# Exercise objective:
The whole listing needs retyping exactly; keep the pictures out of it.

# Working data:

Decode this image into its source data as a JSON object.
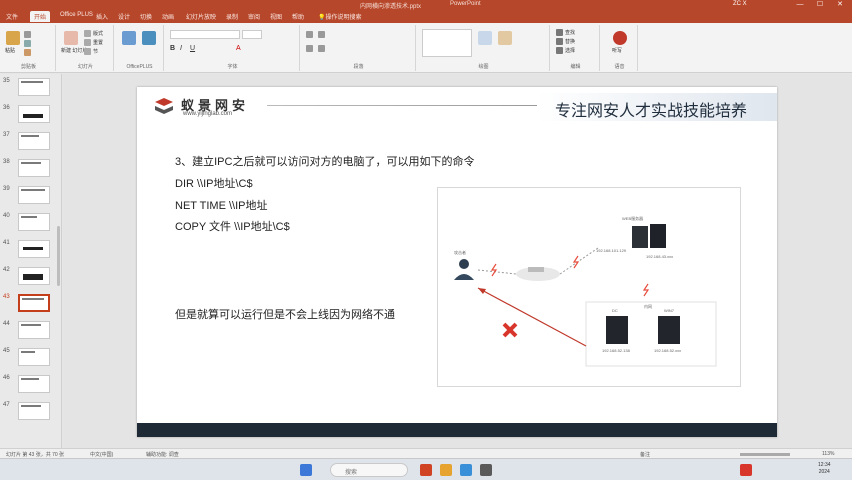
{
  "window": {
    "doc_title": "内网横向渗透技术.pptx",
    "app_name": "PowerPoint",
    "user": "ZC X",
    "minimize": "—",
    "maximize": "☐",
    "close": "✕"
  },
  "tabs": [
    "文件",
    "开始",
    "Office PLUS",
    "插入",
    "设计",
    "切换",
    "动画",
    "幻灯片放映",
    "录制",
    "审阅",
    "视图",
    "帮助",
    "操作说明搜索"
  ],
  "ribbon": {
    "groups": [
      "剪贴板",
      "幻灯片",
      "OfficePLUS",
      "字体",
      "段落",
      "绘图",
      "编辑",
      "语音",
      "加载项"
    ],
    "buttons": {
      "paste": "粘贴",
      "new_slide": "新建\n幻灯片",
      "layout": "版式",
      "reset": "重置",
      "section": "节",
      "find": "查找",
      "replace": "替换",
      "select": "选择",
      "dictate": "听写"
    }
  },
  "thumbnails": {
    "numbers": [
      "35",
      "36",
      "37",
      "38",
      "39",
      "40",
      "41",
      "42",
      "43",
      "44",
      "45",
      "46",
      "47"
    ],
    "selected": "43"
  },
  "slide": {
    "brand_cn": "蚁景网安",
    "brand_url": "www.yijinglab.com",
    "slogan": "专注网安人才实战技能培养",
    "heading": "3、建立IPC之后就可以访问对方的电脑了，可以用如下的命令",
    "cmd1": "DIR \\\\IP地址\\C$",
    "cmd2": "NET TIME \\\\IP地址",
    "cmd3": "COPY 文件 \\\\IP地址\\C$",
    "note": "但是就算可以运行但是不会上线因为网络不通",
    "diagram": {
      "attacker": "攻击者",
      "web_server": "WEB服务器",
      "web_ip1": "192.168.101.129",
      "web_ip2": "192.168.43.xxx",
      "intranet": "内网",
      "host_a": "DC",
      "host_b": "WIN7",
      "host_a_ip": "192.168.52.138",
      "host_b_ip": "192.168.52.xxx"
    }
  },
  "statusbar": {
    "slide_info": "幻灯片 第 43 张，共 70 张",
    "language": "中文(中国)",
    "accessibility": "辅助功能: 调查",
    "notes": "备注",
    "zoom": "113%"
  },
  "taskbar": {
    "search_placeholder": "搜索",
    "time": "12:34",
    "date": "2024"
  },
  "colors": {
    "accent": "#b7472a",
    "footer": "#1e2a36",
    "arrow": "#c0392b"
  }
}
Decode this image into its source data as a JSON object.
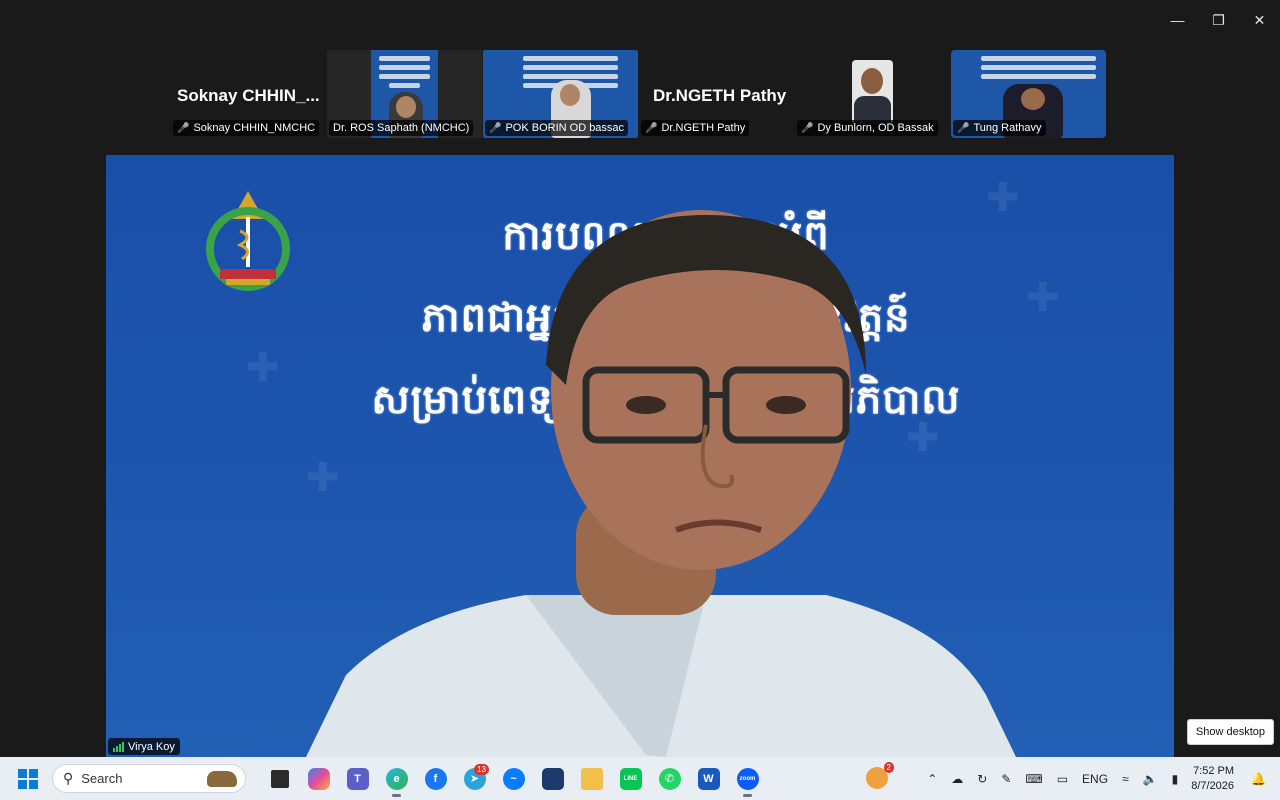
{
  "window": {
    "minimize_icon": "minimize-icon",
    "restore_icon": "restore-icon",
    "close_icon": "close-icon"
  },
  "participants": [
    {
      "name": "Soknay CHHIN_NMCHC",
      "display_name": "Soknay  CHHIN_...",
      "video": false
    },
    {
      "name": "Dr. ROS Saphath (NMCHC)",
      "video": true
    },
    {
      "name": "POK BORIN OD bassac",
      "video": true
    },
    {
      "name": "Dr.NGETH Pathy",
      "display_name": "Dr.NGETH Pathy",
      "video": false
    },
    {
      "name": "Dy Bunlorn, OD Bassak",
      "video": true
    },
    {
      "name": "Tung Rathavy",
      "video": true
    }
  ],
  "main": {
    "slide_lines": [
      "ការបណ្តុះបណ្តាលអំពី",
      "ភាពជាអ្នកដឹកនាំ និងការអនុវត្តន៍",
      "សម្រាប់ពេទ្យ និងគិលានុបដ្ឋាកអភិបាល"
    ],
    "speaker_name": "Virya Koy"
  },
  "tooltip": "Show desktop",
  "taskbar": {
    "search_placeholder": "Search",
    "apps": [
      {
        "name": "file-explorer-icon",
        "label": ""
      },
      {
        "name": "copilot-icon",
        "label": ""
      },
      {
        "name": "teams-icon",
        "label": ""
      },
      {
        "name": "edge-icon",
        "label": ""
      },
      {
        "name": "facebook-icon",
        "label": "f"
      },
      {
        "name": "telegram-icon",
        "label": "",
        "badge": "13"
      },
      {
        "name": "messenger-icon",
        "label": ""
      },
      {
        "name": "store-icon",
        "label": ""
      },
      {
        "name": "folder-icon",
        "label": ""
      },
      {
        "name": "line-icon",
        "label": "LINE"
      },
      {
        "name": "whatsapp-icon",
        "label": ""
      },
      {
        "name": "word-icon",
        "label": "W"
      },
      {
        "name": "zoom-icon",
        "label": "zoom"
      }
    ],
    "weather_badge": "2",
    "language": "ENG",
    "time": "7:52 PM",
    "date": "8/7/2026"
  },
  "colors": {
    "slide_blue": "#1d55ae",
    "taskbar_bg": "#e9eef5",
    "mic_off": "#e25050"
  }
}
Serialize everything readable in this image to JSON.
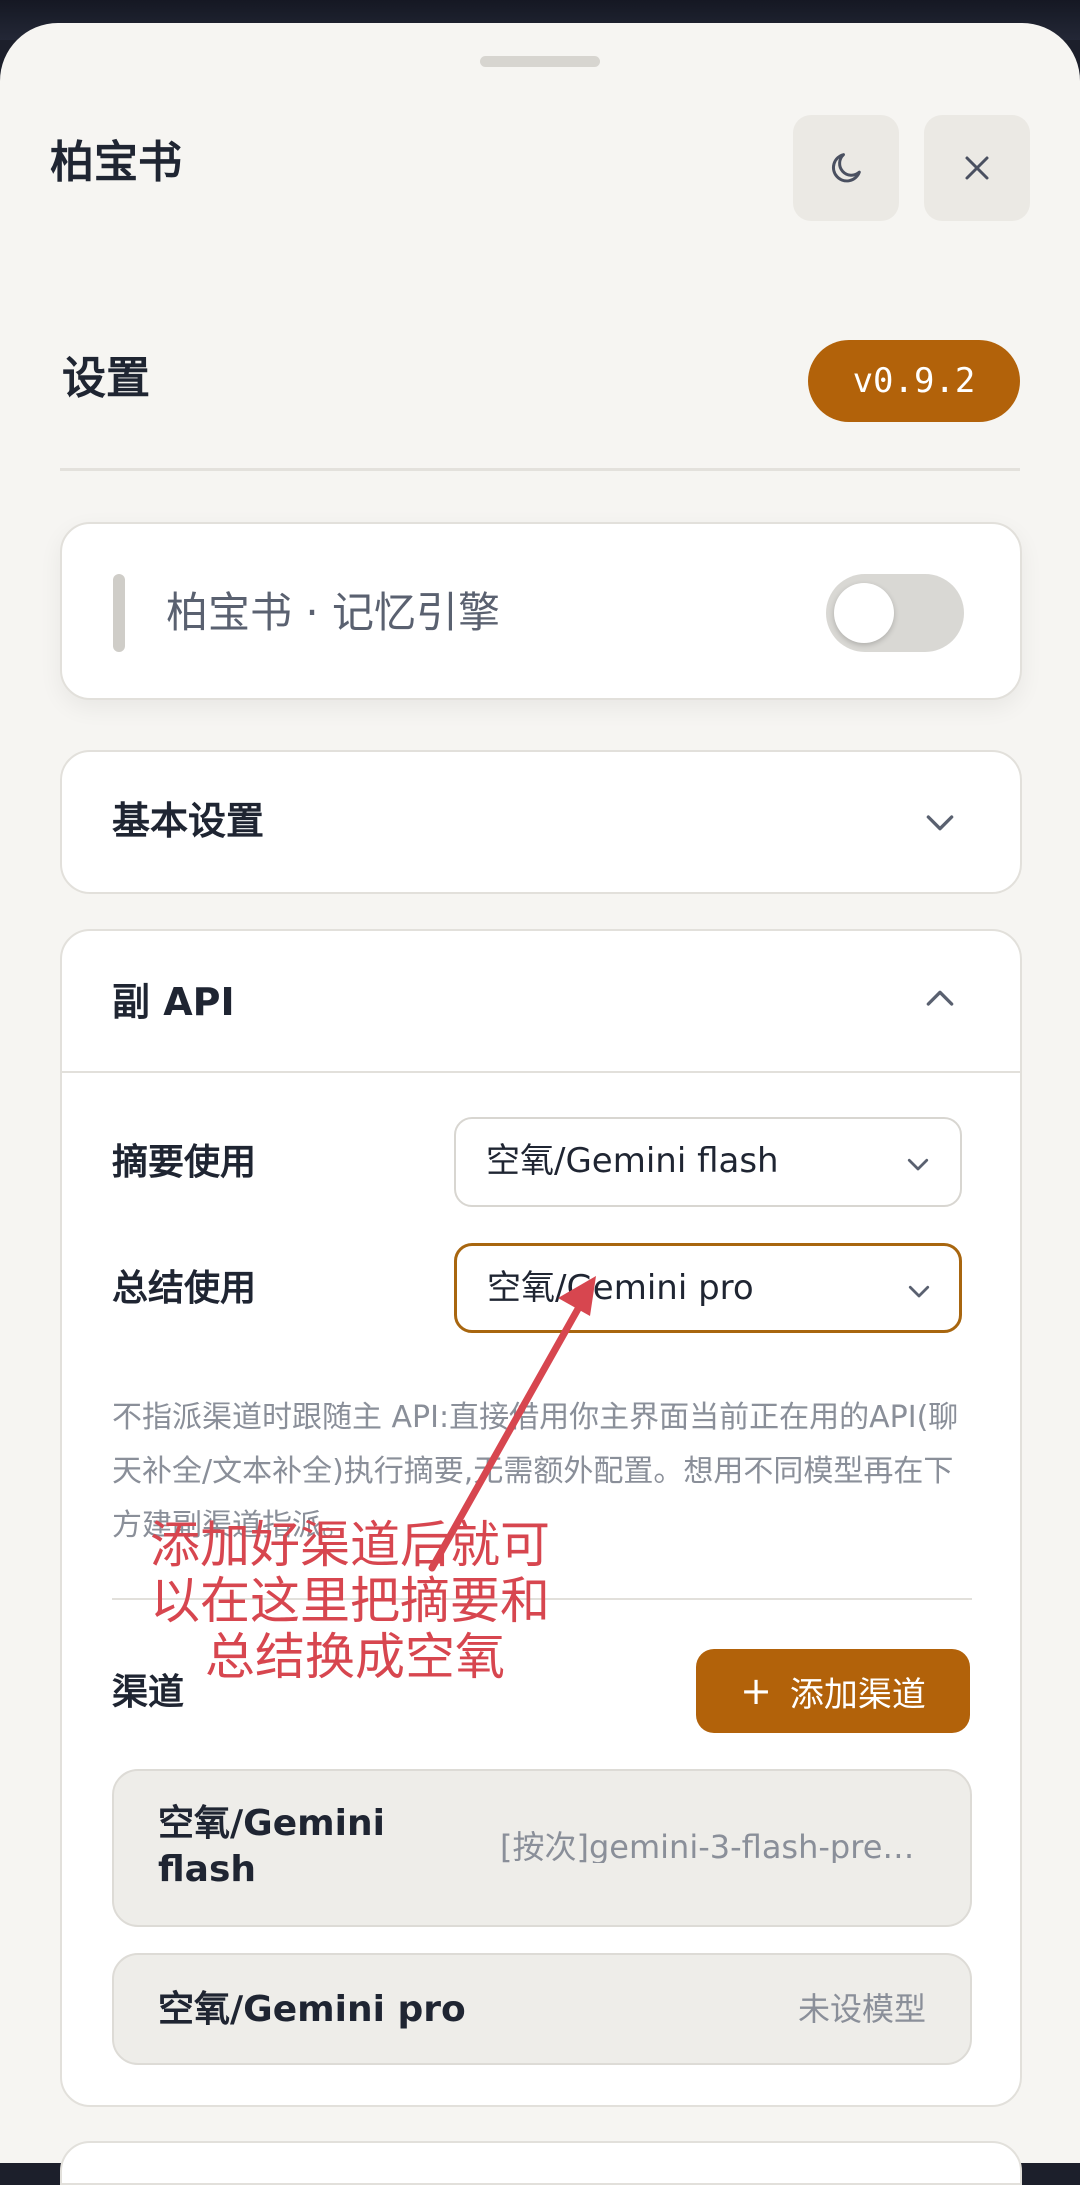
{
  "header": {
    "app_title": "柏宝书"
  },
  "settings": {
    "title": "设置",
    "version": "v0.9.2"
  },
  "engine": {
    "label": "柏宝书 · 记忆引擎",
    "enabled": false
  },
  "basic_section": {
    "title": "基本设置"
  },
  "api_section": {
    "title": "副 API",
    "summary_label": "摘要使用",
    "summary_value": "空氧/Gemini flash",
    "conclude_label": "总结使用",
    "conclude_value": "空氧/Gemini pro",
    "help_text": "不指派渠道时跟随主 API:直接借用你主界面当前正在用的API(聊天补全/文本补全)执行摘要,无需额外配置。想用不同模型再在下方建副渠道指派。",
    "channels_label": "渠道",
    "add_channel_label": "添加渠道",
    "channels": [
      {
        "name_line1": "空氧/Gemini",
        "name_line2": "flash",
        "detail": "[按次]gemini-3-flash-pre…"
      },
      {
        "name_line1": "空氧/Gemini pro",
        "name_line2": "",
        "detail": "未设模型"
      }
    ]
  },
  "annotation": {
    "line1": "添加好渠道后就可",
    "line2": "以在这里把摘要和",
    "line3": "总结换成空氧",
    "color": "#d7464f"
  },
  "colors": {
    "accent": "#b2620a",
    "background": "#f6f5f2"
  },
  "icons": {
    "theme": "moon-icon",
    "close": "close-icon"
  }
}
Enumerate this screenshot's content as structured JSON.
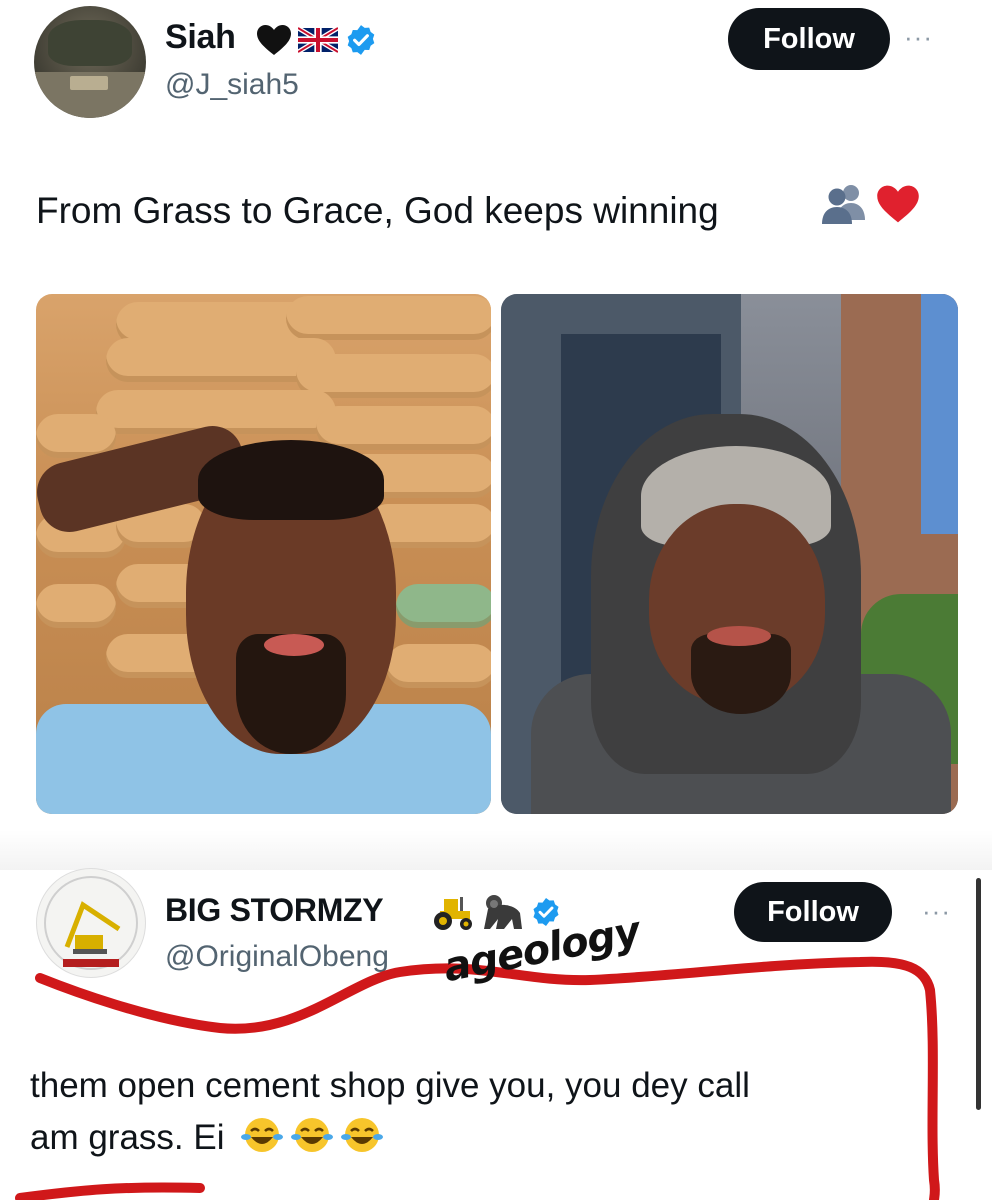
{
  "tweet1": {
    "display_name": "Siah",
    "name_badges": [
      "black-heart-icon",
      "uk-flag-icon",
      "verified-badge-icon"
    ],
    "handle": "@J_siah5",
    "follow_label": "Follow",
    "more_label": "···",
    "text": "From Grass to Grace, God keeps winning",
    "text_emojis": [
      "busts-in-silhouette-icon",
      "red-heart-icon"
    ],
    "photos": [
      {
        "name": "before-photo",
        "description_icon": "cement-bags-selfie"
      },
      {
        "name": "after-photo",
        "description_icon": "hoodie-selfie"
      }
    ]
  },
  "tweet2": {
    "display_name": "BIG STORMZY",
    "name_badges": [
      "tractor-icon",
      "gorilla-icon",
      "verified-badge-icon"
    ],
    "handle": "@OriginalObeng",
    "follow_label": "Follow",
    "more_label": "···",
    "text_line1": "them open cement shop give you, you dey call",
    "text_line2": "am grass. Ei",
    "text_emojis": [
      "tears-of-joy-icon",
      "tears-of-joy-icon",
      "tears-of-joy-icon"
    ]
  },
  "watermark": "ageology",
  "colors": {
    "follow_bg": "#0f1419",
    "handle": "#536471",
    "verified": "#1d9bf0",
    "annotation_red": "#d0181a"
  }
}
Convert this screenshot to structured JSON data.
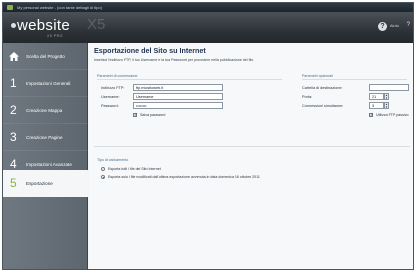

# Exercise solution:
Decode this image into its source data as a JSON object.
{
  "window": {
    "doc_title": "内网横向渗透技术.pptx",
    "app_name": "PowerPoint",
    "user": "ZC X",
    "minimize": "—",
    "maximize": "☐",
    "close": "✕"
  },
  "tabs": [
    "文件",
    "开始",
    "Office PLUS",
    "插入",
    "设计",
    "切换",
    "动画",
    "幻灯片放映",
    "录制",
    "审阅",
    "视图",
    "帮助",
    "操作说明搜索"
  ],
  "ribbon": {
    "groups": [
      "剪贴板",
      "幻灯片",
      "OfficePLUS",
      "字体",
      "段落",
      "绘图",
      "编辑",
      "语音",
      "加载项"
    ],
    "buttons": {
      "paste": "粘贴",
      "new_slide": "新建\n幻灯片",
      "layout": "版式",
      "reset": "重置",
      "section": "节",
      "find": "查找",
      "replace": "替换",
      "select": "选择",
      "dictate": "听写"
    }
  },
  "thumbnails": {
    "numbers": [
      "35",
      "36",
      "37",
      "38",
      "39",
      "40",
      "41",
      "42",
      "43",
      "44",
      "45",
      "46",
      "47"
    ],
    "selected": "43"
  },
  "slide": {
    "brand_cn": "蚁景网安",
    "brand_url": "www.yijinglab.com",
    "slogan": "专注网安人才实战技能培养",
    "heading": "3、建立IPC之后就可以访问对方的电脑了，可以用如下的命令",
    "cmd1": "DIR \\\\IP地址\\C$",
    "cmd2": "NET TIME \\\\IP地址",
    "cmd3": "COPY 文件 \\\\IP地址\\C$",
    "note": "但是就算可以运行但是不会上线因为网络不通",
    "diagram": {
      "attacker": "攻击者",
      "web_server": "WEB服务器",
      "web_ip1": "192.168.101.129",
      "web_ip2": "192.168.43.xxx",
      "intranet": "内网",
      "host_a": "DC",
      "host_b": "WIN7",
      "host_a_ip": "192.168.52.138",
      "host_b_ip": "192.168.52.xxx"
    }
  },
  "statusbar": {
    "slide_info": "幻灯片 第 43 张，共 70 张",
    "language": "中文(中国)",
    "accessibility": "辅助功能: 调查",
    "notes": "备注",
    "zoom": "113%"
  },
  "taskbar": {
    "search_placeholder": "搜索",
    "time": "12:34",
    "date": "2024"
  },
  "colors": {
    "accent": "#b7472a",
    "footer": "#1e2a36",
    "arrow": "#c0392b"
  }
}
Decode this image into its source data as a JSON object.
{
  "window": {
    "minimize_icon": "minimize-icon",
    "restore_icon": "restore-icon",
    "close_icon": "close-icon"
  },
  "participants": [
    {
      "name": "Soknay CHHIN_NMCHC",
      "display_name": "Soknay  CHHIN_...",
      "video": false
    },
    {
      "name": "Dr. ROS Saphath (NMCHC)",
      "video": true
    },
    {
      "name": "POK BORIN OD bassac",
      "video": true
    },
    {
      "name": "Dr.NGETH Pathy",
      "display_name": "Dr.NGETH Pathy",
      "video": false
    },
    {
      "name": "Dy Bunlorn, OD Bassak",
      "video": true
    },
    {
      "name": "Tung Rathavy",
      "video": true
    }
  ],
  "main": {
    "slide_lines": [
      "ការបណ្តុះបណ្តាលអំពី",
      "ភាពជាអ្នកដឹកនាំ និងការអនុវត្តន៍",
      "សម្រាប់ពេទ្យ និងគិលានុបដ្ឋាកអភិបាល"
    ],
    "speaker_name": "Virya Koy"
  },
  "tooltip": "Show desktop",
  "taskbar": {
    "search_placeholder": "Search",
    "apps": [
      {
        "name": "file-explorer-icon",
        "label": ""
      },
      {
        "name": "copilot-icon",
        "label": ""
      },
      {
        "name": "teams-icon",
        "label": ""
      },
      {
        "name": "edge-icon",
        "label": ""
      },
      {
        "name": "facebook-icon",
        "label": "f"
      },
      {
        "name": "telegram-icon",
        "label": "",
        "badge": "13"
      },
      {
        "name": "messenger-icon",
        "label": ""
      },
      {
        "name": "store-icon",
        "label": ""
      },
      {
        "name": "folder-icon",
        "label": ""
      },
      {
        "name": "line-icon",
        "label": "LINE"
      },
      {
        "name": "whatsapp-icon",
        "label": ""
      },
      {
        "name": "word-icon",
        "label": "W"
      },
      {
        "name": "zoom-icon",
        "label": "zoom"
      }
    ],
    "weather_badge": "2",
    "language": "ENG",
    "time": "7:52 PM",
    "date": "8/7/2026"
  },
  "colors": {
    "slide_blue": "#1d55ae",
    "taskbar_bg": "#e9eef5",
    "mic_off": "#e25050"
  }
}
Serialize everything readable in this image to JSON.
{
  "header": {
    "app_title": "柏宝书"
  },
  "settings": {
    "title": "设置",
    "version": "v0.9.2"
  },
  "engine": {
    "label": "柏宝书 · 记忆引擎",
    "enabled": false
  },
  "basic_section": {
    "title": "基本设置"
  },
  "api_section": {
    "title": "副 API",
    "summary_label": "摘要使用",
    "summary_value": "空氧/Gemini flash",
    "conclude_label": "总结使用",
    "conclude_value": "空氧/Gemini pro",
    "help_text": "不指派渠道时跟随主 API:直接借用你主界面当前正在用的API(聊天补全/文本补全)执行摘要,无需额外配置。想用不同模型再在下方建副渠道指派。",
    "channels_label": "渠道",
    "add_channel_label": "添加渠道",
    "channels": [
      {
        "name_line1": "空氧/Gemini",
        "name_line2": "flash",
        "detail": "[按次]gemini-3-flash-pre…"
      },
      {
        "name_line1": "空氧/Gemini pro",
        "name_line2": "",
        "detail": "未设模型"
      }
    ]
  },
  "annotation": {
    "line1": "添加好渠道后就可",
    "line2": "以在这里把摘要和",
    "line3": "总结换成空氧",
    "color": "#d7464f"
  },
  "colors": {
    "accent": "#b2620a",
    "background": "#f6f5f2"
  },
  "icons": {
    "theme": "moon-icon",
    "close": "close-icon"
  }
}
Enumerate this screenshot's content as structured JSON.
{
  "tweet1": {
    "display_name": "Siah",
    "name_badges": [
      "black-heart-icon",
      "uk-flag-icon",
      "verified-badge-icon"
    ],
    "handle": "@J_siah5",
    "follow_label": "Follow",
    "more_label": "···",
    "text": "From Grass to Grace, God keeps winning",
    "text_emojis": [
      "busts-in-silhouette-icon",
      "red-heart-icon"
    ],
    "photos": [
      {
        "name": "before-photo",
        "description_icon": "cement-bags-selfie"
      },
      {
        "name": "after-photo",
        "description_icon": "hoodie-selfie"
      }
    ]
  },
  "tweet2": {
    "display_name": "BIG STORMZY",
    "name_badges": [
      "tractor-icon",
      "gorilla-icon",
      "verified-badge-icon"
    ],
    "handle": "@OriginalObeng",
    "follow_label": "Follow",
    "more_label": "···",
    "text_line1": "them open cement shop give you, you dey call",
    "text_line2": "am grass. Ei",
    "text_emojis": [
      "tears-of-joy-icon",
      "tears-of-joy-icon",
      "tears-of-joy-icon"
    ]
  },
  "watermark": "ageology",
  "colors": {
    "follow_bg": "#0f1419",
    "handle": "#536471",
    "verified": "#1d9bf0",
    "annotation_red": "#d0181a"
  }
}
Convert this screenshot to structured JSON data.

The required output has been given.